The line outside the bakery was twenty people long and the bakery hadn't even opened. Inside, Chef Sprocket, the baker, opened a cupboard to take down his ingredients. He snatched the bag of sugar. He pulled down the cinnamon. He grabbed the chocolate chips. But when Chef Sprocket went to hoist the huge sack of flour from the shelf, there was was no sack of flour to hoist.
"VHAIR IS ME FLOUR?" he hollered.
Sven, the chef's assistant, ran into the kitchen. "What is the problem, Master Sprocket?"
"ME FLOUR! IZ GONE!"
Sven glanced out the window at the growing throng. How would they ever serve all those people if they didn't have flour? "I will go get some," he told the baker, and he rushed out the back door. He jumped on his bike and rode to the supermarket. But when he got inside he was dismayed to see that they too were out of flour. "How can this be?" Sven asked, but there was no time to waste complaining to the manager. He got back on his bike.
Sven could think of only one other place where he could get flour--McCready's Bakery, Chef Sprocket's only competition in the pastry field. Sven swallowed. McCready was a hard man who made his desire to crush Chef Sprocket no secret. Still, what choice did Sven have?
McCready's was already open and busy by the time he got there. The smell of donuts, biscuits, and cakes filled his nose. In his haste, Sven had forgotten to eat breakfast. He was very hungry. And if he bought some pastries, perhaps McCready would be more willing to help.
"I'll have a raspberry filled donut and a buttermilk biscuit," he told the clerk. He ate the donut while he waited for Chef McCready. The biscuit he put in his pocket for later.
"What do you want?" McCready snapped when he saw Sven. The pastry chef was a tall, thin man with an oily mustache. He wore a pillowy white hat on his head.
Sven said, "Um...uh...see..." And then, in an unbroken string of words, "We've-run-out-of-flour-at-Sprocket's-and-the-supermarket-has-run-out-and-so-I'd-like-to-buy-some-off-you."
McCready smiled. "Why should I sell you my flour? I need it for my own pastries."
"But surely you have some to spare."
McCready's smile grew brighter. "Surely," he said. Then, "The answer is no. Now get out of my bakery."
Sven thought he might cry. He imagined what Chef Sprocket would say when he returned with no flour. He'd probably get fired.
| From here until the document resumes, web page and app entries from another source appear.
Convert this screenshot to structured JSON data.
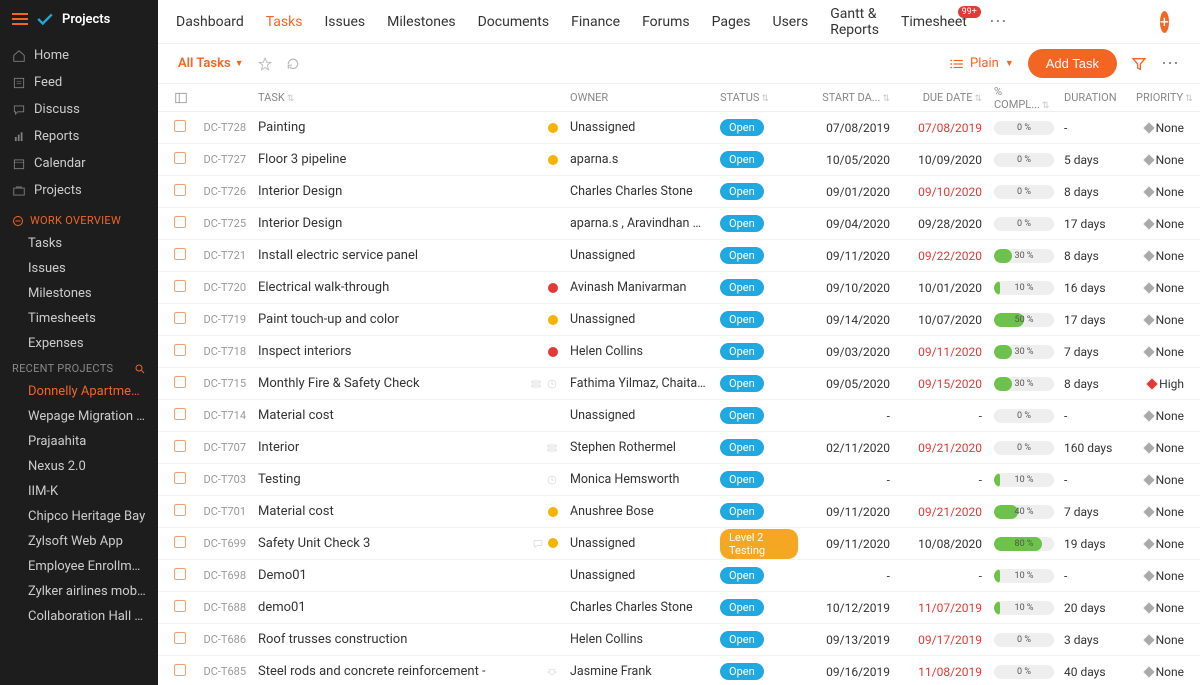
{
  "app_name": "Projects",
  "sidebar": {
    "main": [
      {
        "icon": "home-icon",
        "label": "Home"
      },
      {
        "icon": "feed-icon",
        "label": "Feed"
      },
      {
        "icon": "discuss-icon",
        "label": "Discuss"
      },
      {
        "icon": "reports-icon",
        "label": "Reports"
      },
      {
        "icon": "calendar-icon",
        "label": "Calendar"
      },
      {
        "icon": "projects-icon",
        "label": "Projects"
      }
    ],
    "work_overview_title": "WORK OVERVIEW",
    "work_overview": [
      "Tasks",
      "Issues",
      "Milestones",
      "Timesheets",
      "Expenses"
    ],
    "recent_title": "RECENT PROJECTS",
    "recent": [
      "Donnelly Apartments C",
      "Wepage Migration Pha",
      "Prajaahita",
      "Nexus 2.0",
      "IIM-K",
      "Chipco Heritage Bay",
      "Zylsoft Web App",
      "Employee Enrollment",
      "Zylker airlines mobile ap",
      "Collaboration Hall Cons"
    ]
  },
  "topnav": [
    "Dashboard",
    "Tasks",
    "Issues",
    "Milestones",
    "Documents",
    "Finance",
    "Forums",
    "Pages",
    "Users",
    "Gantt & Reports",
    "Timesheet"
  ],
  "topnav_active": 1,
  "timesheet_badge": "99+",
  "subbar": {
    "all_tasks": "All Tasks",
    "view": "Plain",
    "add_task": "Add Task"
  },
  "columns": {
    "task": "TASK",
    "owner": "OWNER",
    "status": "STATUS",
    "start": "START DA...",
    "due": "DUE DATE",
    "compl": "% COMPL...",
    "dur": "DURATION",
    "pri": "PRIORITY"
  },
  "tasks": [
    {
      "id": "DC-T728",
      "name": "Painting",
      "dot": "yellow",
      "owner": "Unassigned",
      "status": "Open",
      "start": "07/08/2019",
      "due": "07/08/2019",
      "due_red": true,
      "pct": 0,
      "dur": "-",
      "pri": "None"
    },
    {
      "id": "DC-T727",
      "name": "Floor 3 pipeline",
      "dot": "yellow",
      "owner": "aparna.s",
      "status": "Open",
      "start": "10/05/2020",
      "due": "10/09/2020",
      "pct": 0,
      "dur": "5 days",
      "pri": "None"
    },
    {
      "id": "DC-T726",
      "name": "Interior Design",
      "owner": "Charles Charles Stone",
      "status": "Open",
      "start": "09/01/2020",
      "due": "09/10/2020",
      "due_red": true,
      "pct": 0,
      "dur": "8 days",
      "pri": "None"
    },
    {
      "id": "DC-T725",
      "name": "Interior Design",
      "owner": "aparna.s , Aravindhan Rajendi",
      "status": "Open",
      "start": "09/04/2020",
      "due": "09/28/2020",
      "pct": 0,
      "dur": "17 days",
      "pri": "None"
    },
    {
      "id": "DC-T721",
      "name": "Install electric service panel",
      "owner": "Unassigned",
      "status": "Open",
      "start": "09/11/2020",
      "due": "09/22/2020",
      "due_red": true,
      "pct": 30,
      "dur": "8 days",
      "pri": "None"
    },
    {
      "id": "DC-T720",
      "name": "Electrical walk-through",
      "dot": "red",
      "owner": "Avinash Manivarman",
      "status": "Open",
      "start": "09/10/2020",
      "due": "10/01/2020",
      "pct": 10,
      "dur": "16 days",
      "pri": "None"
    },
    {
      "id": "DC-T719",
      "name": "Paint touch-up and color",
      "dot": "yellow",
      "owner": "Unassigned",
      "status": "Open",
      "start": "09/14/2020",
      "due": "10/07/2020",
      "pct": 50,
      "dur": "17 days",
      "pri": "None"
    },
    {
      "id": "DC-T718",
      "name": "Inspect interiors",
      "dot": "red",
      "owner": "Helen Collins",
      "status": "Open",
      "start": "09/03/2020",
      "due": "09/11/2020",
      "due_red": true,
      "pct": 30,
      "dur": "7 days",
      "pri": "None"
    },
    {
      "id": "DC-T715",
      "name": "Monthly Fire & Safety Check",
      "extra": [
        "recur",
        "clock"
      ],
      "owner": "Fathima Yilmaz, Chaitanya M…",
      "status": "Open",
      "start": "09/05/2020",
      "due": "09/15/2020",
      "due_red": true,
      "pct": 30,
      "dur": "8 days",
      "pri": "High"
    },
    {
      "id": "DC-T714",
      "name": "Material cost",
      "owner": "Unassigned",
      "status": "Open",
      "start": "-",
      "due": "-",
      "pct": 0,
      "dur": "-",
      "pri": "None"
    },
    {
      "id": "DC-T707",
      "name": "Interior",
      "extra": [
        "recur"
      ],
      "owner": "Stephen Rothermel",
      "status": "Open",
      "start": "02/11/2020",
      "due": "09/21/2020",
      "due_red": true,
      "pct": 0,
      "dur": "160 days",
      "pri": "None"
    },
    {
      "id": "DC-T703",
      "name": "Testing",
      "extra": [
        "clock"
      ],
      "owner": "Monica Hemsworth",
      "status": "Open",
      "start": "-",
      "due": "-",
      "pct": 10,
      "dur": "-",
      "pri": "None"
    },
    {
      "id": "DC-T701",
      "name": "Material cost",
      "dot": "yellow",
      "owner": "Anushree Bose",
      "status": "Open",
      "start": "09/11/2020",
      "due": "09/21/2020",
      "due_red": true,
      "pct": 40,
      "dur": "7 days",
      "pri": "None"
    },
    {
      "id": "DC-T699",
      "name": "Safety Unit Check 3",
      "extra": [
        "chat"
      ],
      "dot": "yellow",
      "owner": "Unassigned",
      "status": "Level 2 Testing",
      "status_style": "testing",
      "start": "09/11/2020",
      "due": "10/08/2020",
      "pct": 80,
      "dur": "19 days",
      "pri": "None"
    },
    {
      "id": "DC-T698",
      "name": "Demo01",
      "owner": "Unassigned",
      "status": "Open",
      "start": "-",
      "due": "-",
      "pct": 10,
      "dur": "-",
      "pri": "None"
    },
    {
      "id": "DC-T688",
      "name": "demo01",
      "owner": "Charles Charles Stone",
      "status": "Open",
      "start": "10/12/2019",
      "due": "11/07/2019",
      "due_red": true,
      "pct": 10,
      "dur": "20 days",
      "pri": "None"
    },
    {
      "id": "DC-T686",
      "name": "Roof trusses construction",
      "owner": "Helen Collins",
      "status": "Open",
      "start": "09/13/2019",
      "due": "09/17/2019",
      "due_red": true,
      "pct": 0,
      "dur": "3 days",
      "pri": "None"
    },
    {
      "id": "DC-T685",
      "name": "Steel rods and concrete reinforcement -",
      "extra": [
        "bug"
      ],
      "owner": "Jasmine Frank",
      "status": "Open",
      "start": "09/16/2019",
      "due": "11/08/2019",
      "due_red": true,
      "pct": 0,
      "dur": "40 days",
      "pri": "None"
    }
  ]
}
Because tears had puddled in his eyes, he almost missed the sign by the driveway. "The Gilberts" was written in script on a wooden arrow that pointed toward a small house. The name sounded familiar...
The Gilberts! Of course! As in Helen Gilbert. Sven had seen her picture in the newspaper just last week. She'd won the annual pie baking contest at the county fair. He remembered because Chef Sprocket had seen him reading the article and shouted, "PUT ZAT DOWN! ZROW IT AVAY! IZ MY RECIPE. ZAT VOMAN STOLE IT!"
Any lady who had won the fair's pie baking contest would have to have flour in her kitchen. Sven leaned his bike against a telephone poll and approached the house. He pressed the doorbell. No one came. He rang again, but still, no one answered.
He was about to leave when he had an idea--a bad idea. He could break in. It wouldn't really be stealing. He'd take the flour and then come back in a few days and explain the whole thing. He'd give her twice what he took.
Sven tried the doorknob. Locked. But at the bottom of the door there was a square, leather flap. A doggie door. Sven was a tiny man. He got on his knees and stuck his head through. The coast was clear. He crawled inside. The house was quiet. Maybe Mrs. Gilbert had taken her dog to the vet. If that was the case, he'd better hurry.
Sven threw open the cupboard doors and immediately spotted a bag of flour. But as he reached for it, his hand froze in mid-air at the sound behind him.
Sven turned slowly. A vicious looking Rottweiler was glaring at him.
"Good doggie," Sven said. "Good doggie."
GRRRRRRRRRR. Drool dripped from the dog's muzzle.
Sven looked for a place to run or hide or something to hit the dog over the head with. He found nothing. The dog attacked. Sven through up his arm to protect himself, but the dog bit him in the pocket.
He had forgotten about the biscuit. Quickly, Sven pulled the biscuit out and threw it down a hallway. The dog scampered off. When it did, Sven bolted for the door.
It was hopeless. He'd been gone at least an hour. Dejected, he rode back to Sprocket's. Sven was so upset when he got there that he didn't notice the line had disappeared. He walked into a bakery that was buzzing with happy people eating pastries.
"VHAIR YOU ARE! bellowed Chef Sprocket.
"What has happened?" asked a very confused Sven.
"I forget. I order more flour yesterday. The truck vhas late." The Chef shook his head. So did Sven. "Here,"Chef Sprocket said, "Have a biscuit."